In a city where Vietnamese cuisine reigns supreme among Asian restaurants, Sushi Miyagi champions the food of Japan with a no-nonsense approach. This mom-and-pop restaurant is not a place where you go to drop hundreds of dollars for a fancy omakase-style meal. Instead, you’ll ignore the colorful artwork and Hello Kitty dolls on the wall as you admire the generous portions of fresh fish—the chirashi bowl is filled with just the right amount of rice and layers of quality salmon, tuna, and mackerel—prepared by a chef who claims to have honed his craft for more than three decades.
10600 Bellaire Blvd.; (281) 933-9112
Roka Akor, Scottsdale
Roka Akor, which has a location in Chicago and plans to open another in San Francisco, offers a number of excellent grilled items off the robatayaki side of the menu. The fish, however, is some of the freshest around and is flown in from around the world. Many of the sushi choices, from maki rolls to simple slices of sashimi, are presented with a creative flair mimicking the contemporary dining room. Diners may have a difficult time choosing between the meats and vegetables cooked on the open-flame grills and the fish selection, but if you order both, you won’t go wrong.
7299 North Scottsdale Rd.; (480) 306-8800; rokaakor.com
Koo, San Francisco

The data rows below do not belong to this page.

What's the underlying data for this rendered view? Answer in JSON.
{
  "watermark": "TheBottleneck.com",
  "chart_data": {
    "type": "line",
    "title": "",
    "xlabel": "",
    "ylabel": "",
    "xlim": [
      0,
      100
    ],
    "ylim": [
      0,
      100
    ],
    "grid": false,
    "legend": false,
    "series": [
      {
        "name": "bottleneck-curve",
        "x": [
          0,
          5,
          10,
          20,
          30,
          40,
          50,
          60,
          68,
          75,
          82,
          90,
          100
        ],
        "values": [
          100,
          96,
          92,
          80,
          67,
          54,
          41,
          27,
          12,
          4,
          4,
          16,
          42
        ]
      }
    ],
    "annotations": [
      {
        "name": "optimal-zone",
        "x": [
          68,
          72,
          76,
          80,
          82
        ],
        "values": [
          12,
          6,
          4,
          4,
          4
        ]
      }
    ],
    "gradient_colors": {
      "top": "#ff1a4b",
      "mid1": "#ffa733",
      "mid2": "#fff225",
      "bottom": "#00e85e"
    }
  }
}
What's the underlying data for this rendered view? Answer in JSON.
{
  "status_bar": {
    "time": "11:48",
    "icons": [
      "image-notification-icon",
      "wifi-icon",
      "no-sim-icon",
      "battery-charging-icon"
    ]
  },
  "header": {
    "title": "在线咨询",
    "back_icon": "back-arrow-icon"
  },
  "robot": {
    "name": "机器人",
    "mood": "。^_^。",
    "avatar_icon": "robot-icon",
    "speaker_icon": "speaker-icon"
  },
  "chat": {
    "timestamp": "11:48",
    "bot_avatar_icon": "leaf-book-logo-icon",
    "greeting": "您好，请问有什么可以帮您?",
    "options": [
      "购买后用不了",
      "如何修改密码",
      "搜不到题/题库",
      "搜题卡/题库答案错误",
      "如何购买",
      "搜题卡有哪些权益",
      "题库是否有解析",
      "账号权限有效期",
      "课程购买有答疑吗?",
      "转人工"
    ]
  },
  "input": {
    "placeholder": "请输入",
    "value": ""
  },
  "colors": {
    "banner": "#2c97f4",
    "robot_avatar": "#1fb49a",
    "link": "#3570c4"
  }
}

For a sushi restaurant to stand out in the Bay Area is a real achievement. Enter Koo, where traditional nigiri rolls are made with just the right ratio of fish to rice; there are also more innovative ones like the Flying Kamikaze (a roll full of spicy tuna and asparagus wrapped with albacore and topped with garlic ponzu sauce). Chef Kiyoshi Hayakawa, whose résumé includes stints at Tokyo GoGo and Sushi Ran, is behind the intimate sushi bar off the quieter main dining room. Whether you decide to be in the chef’s hands at the sushi bar or order à la carte, you can expect each bite of fish to be clean and pure.
408 Irving St.; (415) 731-7077; sushikoo.com
Takashi, Salt Lake City
There’s a constant buzz in Salt Lake City’s top sushi restaurant, Takashi. But a brief moment of silence isn’t far away when items like a roll of salmon and albacore drizzled with a special hot sauce or stellar pieces of thinly sliced scallops appear on the table. Chef Takashi Gibo pays attention to every detail, from the stylish décor in this boxy restaurant to the Tokyo-quality fish. The authentic flavors also take a creative turn when Gibo adds touches to dishes like the Caribbean Roll of yellowtail and fresh mango spiked with hints of chiles. The extensive selection of sake is also worth checking out.
18 West Market St.; (801) 519-9595
O-Ku, Charleston, SC
Charleston has blossomed into a dining mecca in recent years, with chefs cooking up award-winning dishes that infuse Lowcountry fare with modern touches and the use of local ingredients. At O-Ku, the chefs are doing the same with Asian cuisine. From Hawaiian-style tuna to yellowtail carpaccio, the fish comes from some of the best markets in the world and is paired with native ingredients. Even the décor mirrors the restaurant’s philosophy by mixing a modern interior that still preserves Charleston’s charming touch. While the selection of fish is limited, you can rest assured that O-Ku puts an emphasis on quality over quantity.
843 King St.; (843) 737-0112; o-kusushi.com